The background to this Zanu PF monkey business is interesting. President Robert Mugabe is currently in a rat’s cage because of his leadership and policy failures. He has become a hostage to his overstay in power and is just hanging around even if he may want to leave. He is in a cul de sac.
In the meantime, his beleaguered regime is reeling from the current political and economic meltdown. Mugabe and his government cut lonely figures in the international arena. This explains why Mugabe now has to align himself with communist and former communist countries. Although he had always tried to be close to them, he also used to enjoy the benefaction of Western countries, Britain in particular, which he no longer does.
Russia, China, Cuba, Iran and North Korea — some of them outposts of tyranny, at least according to the Americans — feature prominently in his roll call of friends. Mugabe is also trying to play close to Venezuelan President Hugo Chavez as well.
In Africa, Mugabe has lost his friendship with Libya’s Muammar Gadaffi, apparently over failed fuel deals and Gadaffi’s shift towards the West.
Among neighbours, there is no love lost between Mugabe and South African President Thabo Mbeki. The leaders of Zambia, Mozambique, and Botswana are at best indifferent, at worst frosty.
In fact, in the Sadc region Mugabe seems to have lost most friends. The recent Lesotho summit was instructive. Mugabe had to beat a hasty retreat from the meeting after his regional counterparts tabled Zimbabwe, alongside Swaziland, Africa’s remaining absolute monarchy, as hot spots which deserve special attention.
At the African Union meeting in July, Zimbabwe was also an issue. In September at the United Nations General Assembly in New York, Mugabe took pot shots at Western countries over their role in the current global order, but his undiplomatic comments — even though they may have had some merit — failed to win new friends. Chavez did it better.
It is against this background that Zanu PF is going to adopt the 2010 proposal in an attempt to rescue its leader from the hole he has dug for himself. The idea of the 2010 initiative — which the Zimbabwe Independent first revealed in May last year — was to begin with a very simple issue.
Initially, the proposal was meant to postpone the presidential election to 2010 by amending the constitution to ensure that when Mugabe quits in 2008 (he had promised to do so although he is now backtracking), an interim president (Joice Mujuru) was appointed by parliament to act from 2008 to 2010 when elections would be held together.
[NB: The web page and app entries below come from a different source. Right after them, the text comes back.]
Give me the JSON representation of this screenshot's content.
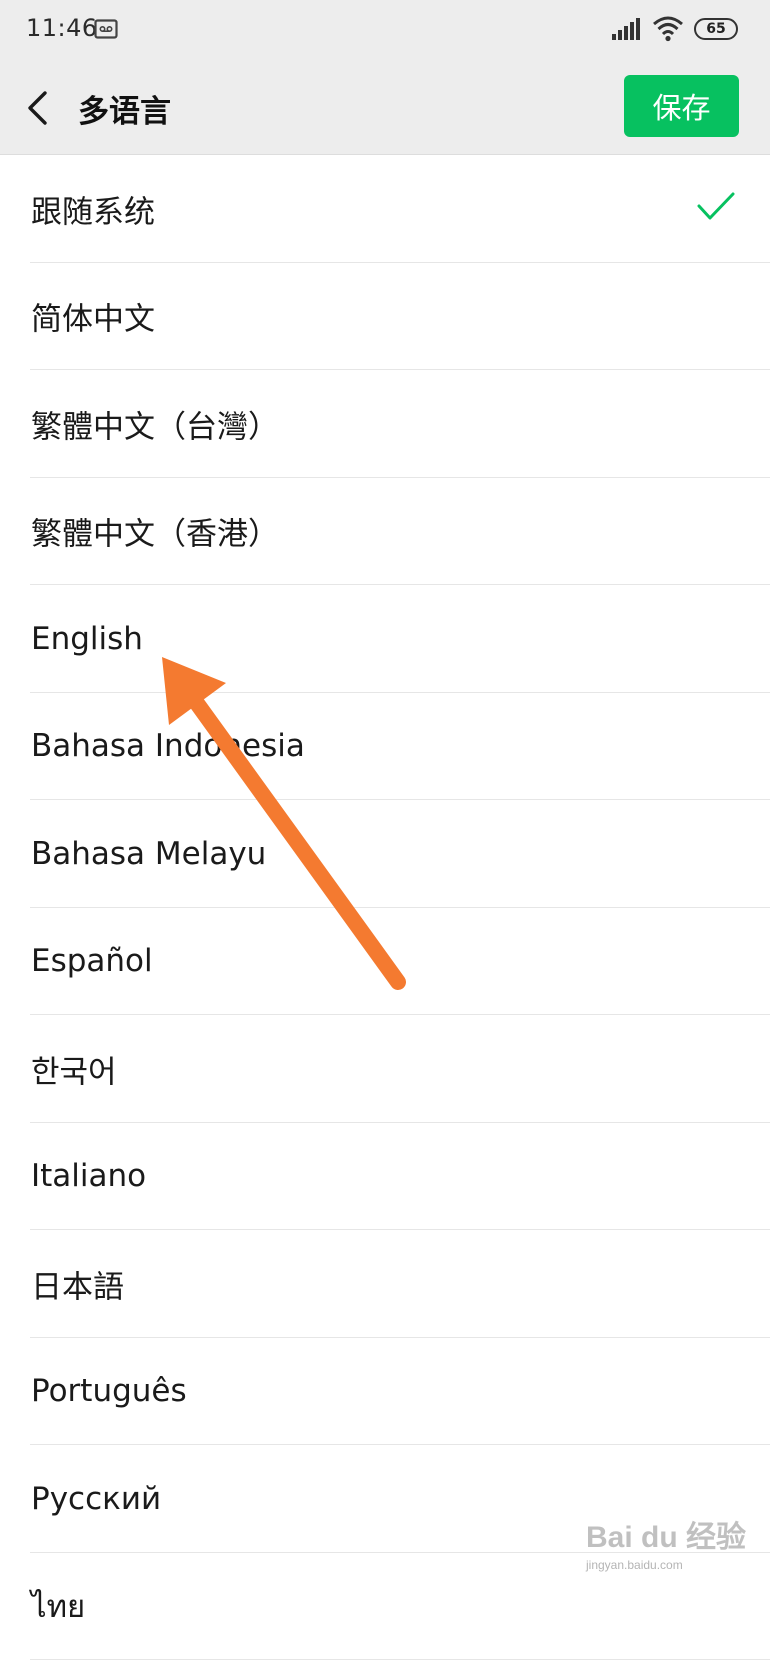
{
  "status_bar": {
    "time": "11:46",
    "battery_level": "65",
    "icons": [
      "voicemail-icon",
      "signal-icon",
      "wifi-icon",
      "battery-icon"
    ]
  },
  "nav": {
    "back_icon": "chevron-left-icon",
    "title": "多语言",
    "save_label": "保存"
  },
  "colors": {
    "accent": "#07c160",
    "annotation_arrow": "#f47a30",
    "bar_background": "#ededed"
  },
  "languages": [
    {
      "label": "跟随系统",
      "selected": true
    },
    {
      "label": "简体中文",
      "selected": false
    },
    {
      "label": "繁體中文（台灣）",
      "selected": false
    },
    {
      "label": "繁體中文（香港）",
      "selected": false
    },
    {
      "label": "English",
      "selected": false
    },
    {
      "label": "Bahasa Indonesia",
      "selected": false
    },
    {
      "label": "Bahasa Melayu",
      "selected": false
    },
    {
      "label": "Español",
      "selected": false
    },
    {
      "label": "한국어",
      "selected": false
    },
    {
      "label": "Italiano",
      "selected": false
    },
    {
      "label": "日本語",
      "selected": false
    },
    {
      "label": "Português",
      "selected": false
    },
    {
      "label": "Русский",
      "selected": false
    },
    {
      "label": "ไทย",
      "selected": false
    }
  ],
  "watermark": {
    "brand": "Bai du 经验",
    "url": "jingyan.baidu.com"
  }
}
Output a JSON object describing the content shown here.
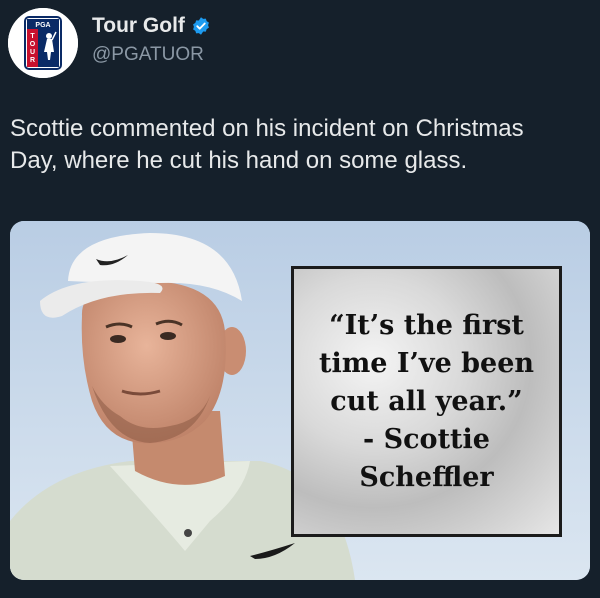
{
  "author": {
    "display_name": "Tour Golf",
    "handle": "@PGATUOR",
    "verified": true,
    "avatar_logo_text": "PGA TOUR",
    "avatar_icon": "pga-tour-logo-icon",
    "verified_icon": "verified-badge-icon"
  },
  "tweet": {
    "text_lines": [
      "Scottie commented on his incident on Christmas",
      "Day, where he cut his hand on some glass."
    ]
  },
  "media": {
    "alt_subject": "photo-of-golfer-in-white-cap",
    "quote_lines": [
      "“It’s the first",
      "time I’ve been",
      "cut all year.”",
      "- Scottie",
      "Scheffler"
    ]
  },
  "colors": {
    "background": "#15202b",
    "text": "#e7e9ea",
    "secondary_text": "#8b98a5",
    "verified": "#1d9bf0"
  }
}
This was premised on the assumption that Mujuru was Mugabe’s anointed successor.
As part of this Mugabe succession agenda, the senate was revived to manage the issue. The original intention was to have the senate for five years between 2005 and 2010. A new constitution crafted by the current parliament would then be introduced before the 2010 polls.
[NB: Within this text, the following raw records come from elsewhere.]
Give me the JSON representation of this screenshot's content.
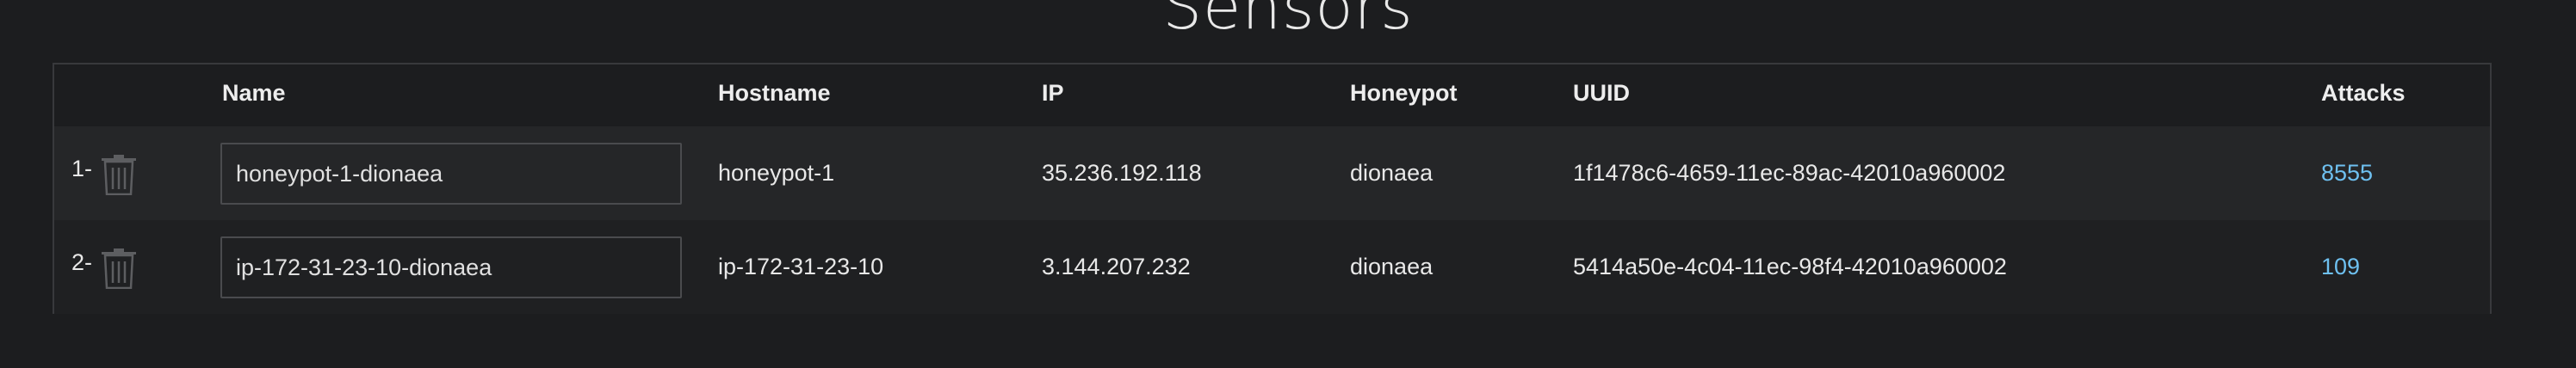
{
  "page": {
    "title": "Sensors"
  },
  "table": {
    "headers": {
      "name": "Name",
      "hostname": "Hostname",
      "ip": "IP",
      "honeypot": "Honeypot",
      "uuid": "UUID",
      "attacks": "Attacks"
    },
    "rows": [
      {
        "index": "1-",
        "name": "honeypot-1-dionaea",
        "hostname": "honeypot-1",
        "ip": "35.236.192.118",
        "honeypot": "dionaea",
        "uuid": "1f1478c6-4659-11ec-89ac-42010a960002",
        "attacks": "8555"
      },
      {
        "index": "2-",
        "name": "ip-172-31-23-10-dionaea",
        "hostname": "ip-172-31-23-10",
        "ip": "3.144.207.232",
        "honeypot": "dionaea",
        "uuid": "5414a50e-4c04-11ec-98f4-42010a960002",
        "attacks": "109"
      }
    ]
  },
  "icons": {
    "delete": "trash-icon"
  },
  "colors": {
    "background": "#1c1d1f",
    "link": "#6ec0f0",
    "border": "#38393c"
  }
}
Mujuru would then be the Zanu PF candidate after consolidating herself as interim president for two years. It was assumed in that case she could win. Justice minister Patrick Chinamasa was in charge of the project. But now it seems there are new dimensions to the succession monkey business. Mugabe appears to have a new game plan. Mujuru no longer seems to be the anointed successor. Some say Mugabe took her for a ride when he made it appear she was going to be the next president during the 2004 Zanu PF congress.
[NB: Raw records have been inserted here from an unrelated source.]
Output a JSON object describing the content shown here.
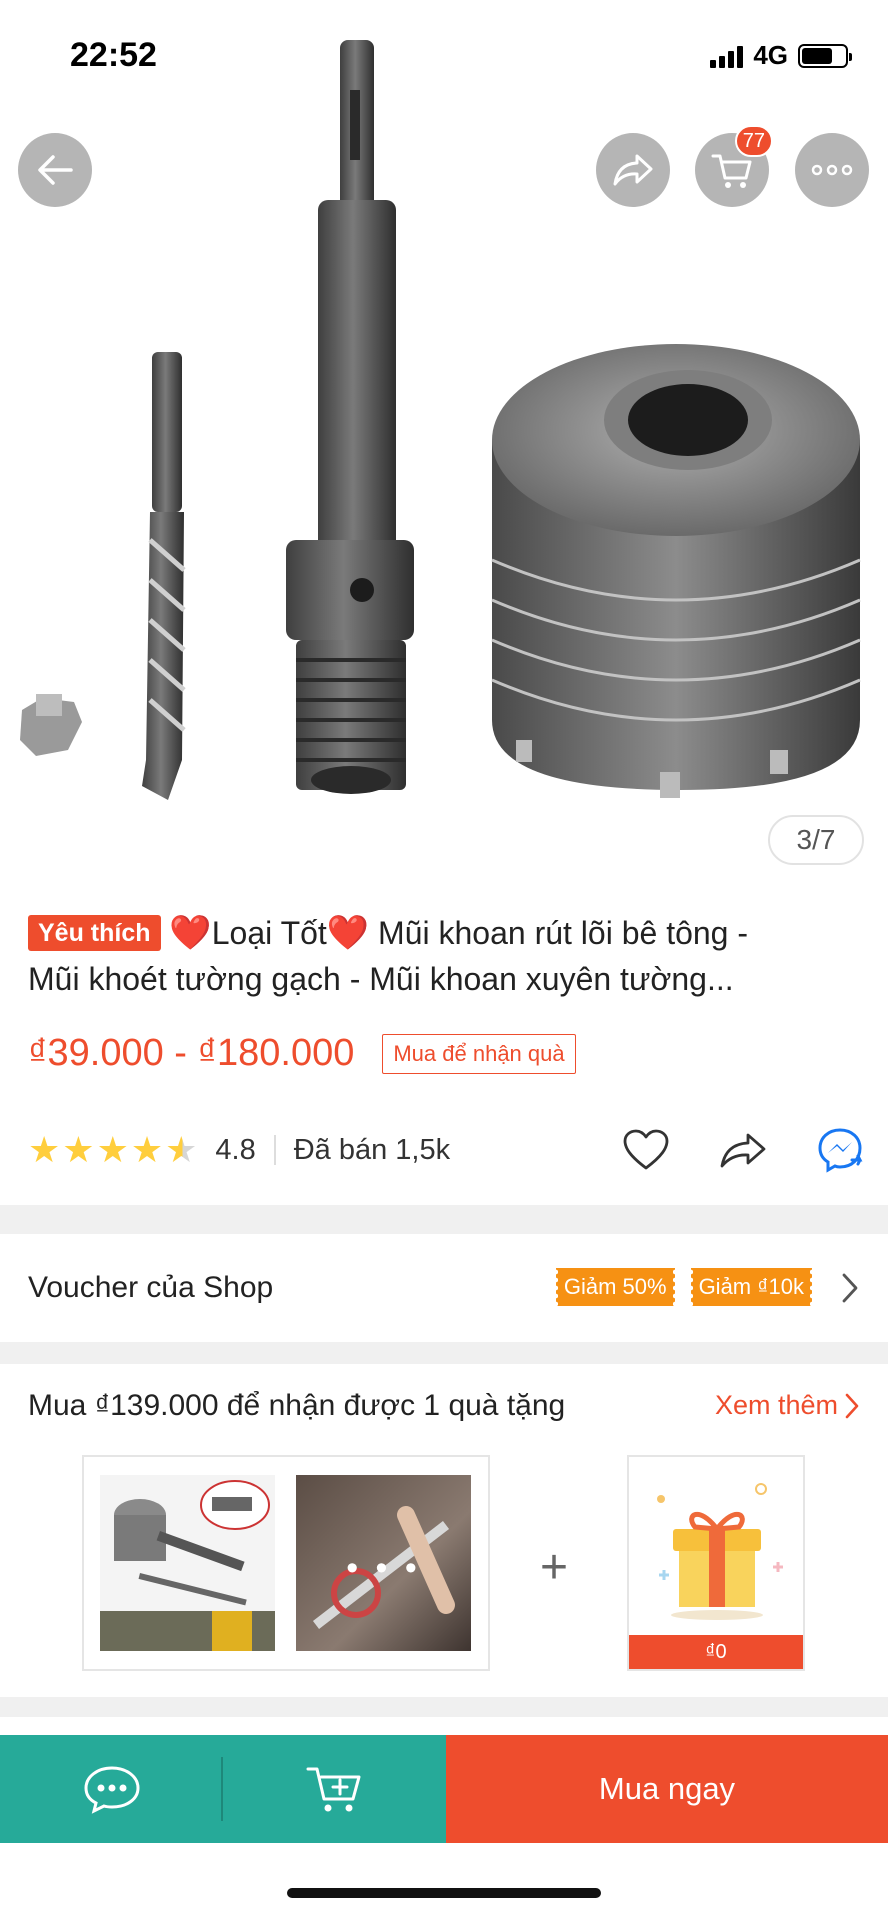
{
  "status_bar": {
    "time": "22:52",
    "network": "4G"
  },
  "header": {
    "cart_count": "77"
  },
  "gallery": {
    "counter": "3/7"
  },
  "product": {
    "favorite_tag": "Yêu thích",
    "heart_glyph": "❤️",
    "title_part1": "Loại Tốt",
    "title_part2": " Mũi khoan rút lõi bê tông -",
    "title_line2": "Mũi khoét tường gạch - Mũi khoan xuyên tường...",
    "price": "₫39.000 - ₫180.000",
    "gift_badge": "Mua để nhận quà",
    "rating": "4.8",
    "rating_stars": 4.5,
    "sold": "Đã bán 1,5k"
  },
  "voucher": {
    "label": "Voucher của Shop",
    "chips": [
      "Giảm 50%",
      "Giảm ₫10k"
    ]
  },
  "bundle": {
    "title": "Mua ₫139.000 để nhận được 1 quà tặng",
    "see_more": "Xem thêm",
    "more_dots": "• • •",
    "plus": "+",
    "gift_price": "₫0"
  },
  "bottom_bar": {
    "buy_now": "Mua ngay"
  },
  "colors": {
    "accent": "#ee4d2d",
    "teal": "#26aa99",
    "star": "#ffce3d",
    "voucher_chip": "#f69113",
    "messenger": "#1877f2"
  },
  "icons": [
    "back-icon",
    "share-icon",
    "cart-icon",
    "more-icon",
    "heart-outline-icon",
    "share-outline-icon",
    "messenger-icon",
    "chat-icon",
    "add-to-cart-icon",
    "chevron-right-icon",
    "gift-icon"
  ]
}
This happened to Emmerson Mnangagwa before. He was led to think he was the anointed one, but in 2004 things changed dramatically. In the aftermath of the Tsholotsho episode, Mugabe supported Mujuru and even asked his party congress whether it wanted her to only end up as vice-president, suggesting she deserved ascendancy to the top.
New dynamics have emerged. Zanu PF chairman John Nkomo has come out in the open to declare his presidential ambitions. Nkomo’s remarks appear sponsored for a purpose. It appears Mugabe’s political handiwork was at play here.
The Reserve Bank governor is now also being touted as a possible candidate. He is straddling the political arena as a gladiator due to his central role in the economy. But Zanu PF hawks must be anxiously watching his moves.Simba Makoni, who recently fired a salvo of sharp comments criticising African leaders apparently to try to remain visible from Botswana, may well still be in the picture even though some think his chances are too slim. Sydney Sekeramayi is still hanging in there. But he is so inscrutable as to be virtually invisible. This creates a puzzle.
Mugabe seems to be the main beneficiary of the 2010 project because it is understood he will become ceremonial president in 2008 when he re-introduces the post of prime minister. But will Mugabe not end up as life president through such monkey business?